… to Hold Line on Sequestration and Budget – published on naked capitalism, by Yves Smith, Jan 17, 2013.
A important shift in the Republicans’ negotiating stance over the austerity fight (do we go Dem lite or Republican high test?) was duly noted in the Financial Times a day ago, but a search in Google News (“debt ceiling”) suggests a lot of other commentators have not yet digested its significance, so it seemed worthy of a short recap here.
Although extremism and brinksmanship have become preferred negotiating tactics of the Republicans, the most relentless practitioners are under the sway of libertarian funders and stealth organizers, primarily the Koch brothers, and intellectual leaders (not quite an oxymnoron) like Grover Norquist. In the new year, some elements of the Republican party have been taking more and more extreme positions, even saying that defaulting on US Treasuries would be a good idea, hewing to the “execution at dawn focuses the mind” school of thought.
Although financial markets didn’t yet take that bluster seriously, if it went on any length of time, they might have. Fitch bothered sending a warning shot, effectively indicating they regarded this sort of talk as bluster, but if anyone got serious, they’d review US debt ratings. The reason that was significant isn’t so much that it would affect bond yields (the Fed has been keeping a lid on them of late) but that the possibility of a downgrade by a second rating agency could widen repo haircuts on Treasuries and government guaranteed bonds, and the effects would ripple through the entire financial system … //
… Now that does not mean that all Tea Party members will abandon the debt ceiling hostage taking approach, but with the Kochs herding the most recalcitrant members into line, the battle line is shifting away from the debt ceiling (oh, there will be posturing, but a deal will get done) to the sequester (which kicks in March 1 unless no new agreement is reached) and the budget (end of March, which would lead to a shutdown if no pact is in place, but bills would continue to be paid, unlike running into debt ceiling constraints). The current fallback hoped for by more aggressive Republicans is to tie any debt ceiling raises to spending cuts (difficult to see how that could be agreed in enough detail to work by mid February, even if the Democrats were willing to play ball) and or only raise the debt ceiling enough to accommodate debt service (no way would Senate Democrats agree). So effectively the complexity of the bargaining has been reduced and the first difficult deadline is not the as early as mid February debt ceiling limit but the beginning of March sequester. In other words, the parties are steadily moving towards negotiating, as opposed to engaging in theatrics.

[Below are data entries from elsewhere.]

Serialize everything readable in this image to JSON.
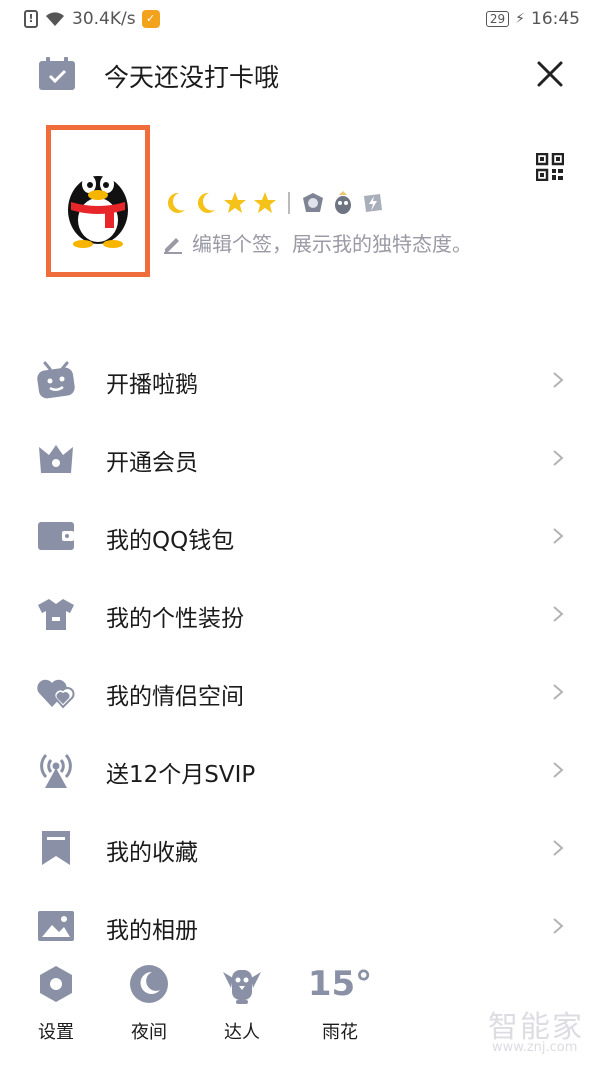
{
  "status_bar": {
    "network_speed": "30.4K/s",
    "battery": "29",
    "time": "16:45"
  },
  "header": {
    "checkin_text": "今天还没打卡哦"
  },
  "profile": {
    "signature_placeholder": "编辑个签，展示我的独特态度。",
    "level_icons": [
      "moon",
      "moon",
      "star",
      "star",
      "level-badge",
      "level-badge",
      "level-badge"
    ]
  },
  "menu": [
    {
      "label": "开播啦鹅",
      "icon": "tv-icon"
    },
    {
      "label": "开通会员",
      "icon": "crown-icon"
    },
    {
      "label": "我的QQ钱包",
      "icon": "wallet-icon"
    },
    {
      "label": "我的个性装扮",
      "icon": "shirt-icon"
    },
    {
      "label": "我的情侣空间",
      "icon": "hearts-icon"
    },
    {
      "label": "送12个月SVIP",
      "icon": "broadcast-icon"
    },
    {
      "label": "我的收藏",
      "icon": "bookmark-icon"
    },
    {
      "label": "我的相册",
      "icon": "photo-icon"
    }
  ],
  "bottom_bar": {
    "settings": "设置",
    "night": "夜间",
    "expert": "达人",
    "temperature": "15°",
    "weather": "雨花"
  },
  "watermark": {
    "main": "智能家",
    "sub": "www.znj.com"
  },
  "colors": {
    "icon_gray": "#8a91a6",
    "avatar_border": "#f16c3b",
    "text": "#1b1b1b",
    "placeholder": "#9a9aa6"
  }
}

As unpleasant as this scheming is to follow, remember that lulling the public into “wake me when this is over” works to the plutocrats’ advantage. So don’t change the dial when the austerity debate comes on.
(full text with hyperlinks).
Russian ombudsman supports creation of state agency for orphans, on Russia Today RT, Jan 17, 2013;
Delhi gang-rape: suspects in fatal attack on student to go to fast-track court: Trial of five men accused of Delhi bus attack to be held in courts designed to avoid corruption plaguing India’s legal system, on The Guardian, Jan 17, 2013;
Belfast is burning while we harp on about horsemeat: The loyalists’ rolling riot is a reminder of the dangers of complacency in the face of widespread alienation, on The Guardian, by Michael White, January 16, 2013;
New Keynesians, price stickiness and involuntary unemployment (wonkish), on REal-World Ecpmp,oc Review Blog, by Lars Syll, Jan 16, 2013;